Centrosome inheritance - Victoria Menendez-Benito
We are interested in understanding how asymmetric cell division works at the molecular level. By dividing asymmetrically, a cell can produce two daughter cells with different phenotypes from a common genetic blueprint.
Every multicellular organism is generated from a single cell that undergoes a series of asymmetric cell divisions. In addition, many stem cells continue dividing asymmetrically throughout life. At each division, they produce two cells: one is a renewed copy of the stem cell; the other one is committed to differentiation. This keeps the number of stem cells under control, which is essential to prevent cancer and tissue degeneration. Despite its importance, the mechanisms controlling asymmetric cell division are poorly understood.
Recent studies have shown that centrosomes have an unexpected new role in asymmetric cell division. Before a cell divides, the single interphase centrosome duplicates to form the two poles of the mitotic spindle. This duplication is semi-conservative and results in two centrosomes (mother and daughter) that differ in age, composition and structure. Interestingly, the mother and daughter centrosomes are non-randomly inherited in some stem cells, and this process is essential to endow stemness to one of the sibling cells.
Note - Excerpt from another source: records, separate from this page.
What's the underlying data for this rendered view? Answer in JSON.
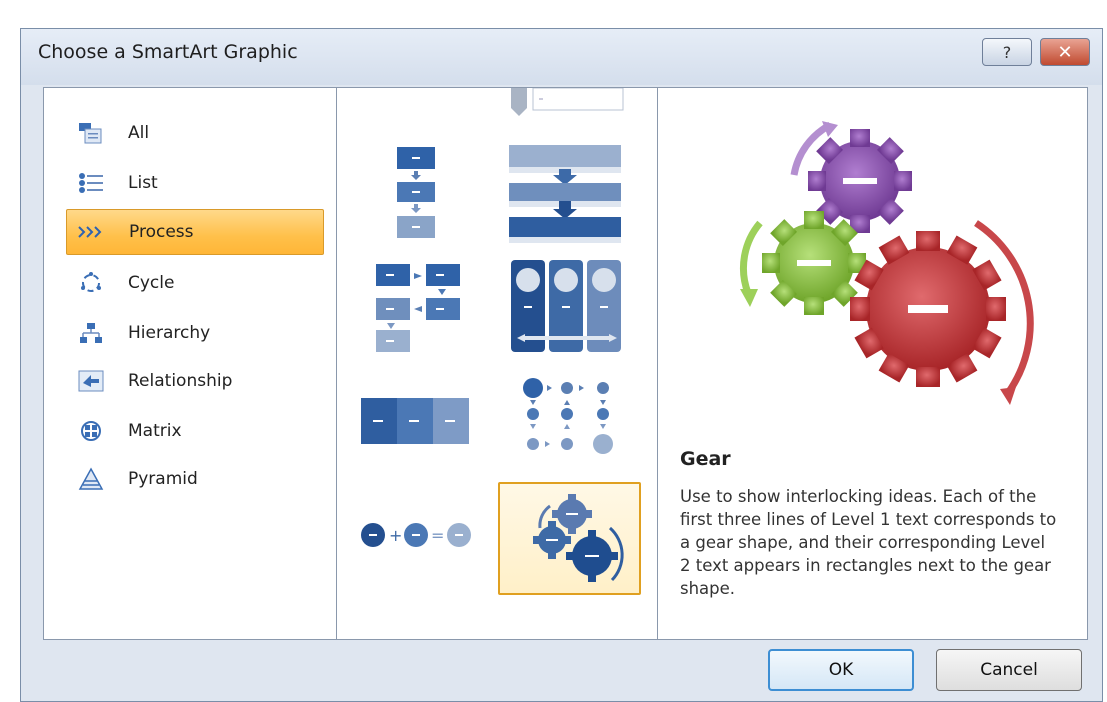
{
  "window": {
    "title": "Choose a SmartArt Graphic",
    "help_label": "?",
    "close_label": "✕"
  },
  "categories": [
    {
      "label": "All",
      "icon": "all-icon"
    },
    {
      "label": "List",
      "icon": "list-icon"
    },
    {
      "label": "Process",
      "icon": "process-icon",
      "selected": true
    },
    {
      "label": "Cycle",
      "icon": "cycle-icon"
    },
    {
      "label": "Hierarchy",
      "icon": "hierarchy-icon"
    },
    {
      "label": "Relationship",
      "icon": "relationship-icon"
    },
    {
      "label": "Matrix",
      "icon": "matrix-icon"
    },
    {
      "label": "Pyramid",
      "icon": "pyramid-icon"
    }
  ],
  "layouts": [
    {
      "icon": "vertical-chevron-list-icon"
    },
    {
      "icon": "basic-vertical-process-icon"
    },
    {
      "icon": "vertical-arrow-bands-icon"
    },
    {
      "icon": "snake-process-icon"
    },
    {
      "icon": "circle-accent-columns-icon"
    },
    {
      "icon": "basic-timeline-bars-icon"
    },
    {
      "icon": "circle-flow-grid-icon"
    },
    {
      "icon": "equation-icon"
    },
    {
      "icon": "gear-layout-icon",
      "selected": true
    }
  ],
  "preview": {
    "title": "Gear",
    "description": "Use to show interlocking ideas. Each of the first three lines of Level 1 text corresponds to a gear shape, and their corresponding Level 2 text appears in rectangles next to the gear shape.",
    "gear_colors": {
      "purple": "#8a4fae",
      "green": "#8fc53f",
      "red": "#c8373a"
    }
  },
  "buttons": {
    "ok": "OK",
    "cancel": "Cancel"
  }
}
These observations set the stage for our studies.
Our goal is to understand the molecular mechanisms of centrosome inheritance and its role in asymmetric cell division. To this end, we are developing unique tools to visualize and separate mother and daughter centrosomes for biochemical analyses. Combining these tools with proteomic, genetic, and microscopy approaches; and using budding yeast and human cell lines as model organisms, we are addressing three key questions:
- How do cells distinguish between mother and daughter centrosomes?
- What are the key players in centrosome inheritance?
- Do the mother and/or the daughter centrosome carry biological information?
We are engaged in exploratory projects that have the potential to break new ground and advance our understanding of asymmetric cell division. At the lab, we are driven by the core values of mentorship, collaboration, openness and a general positive attitude.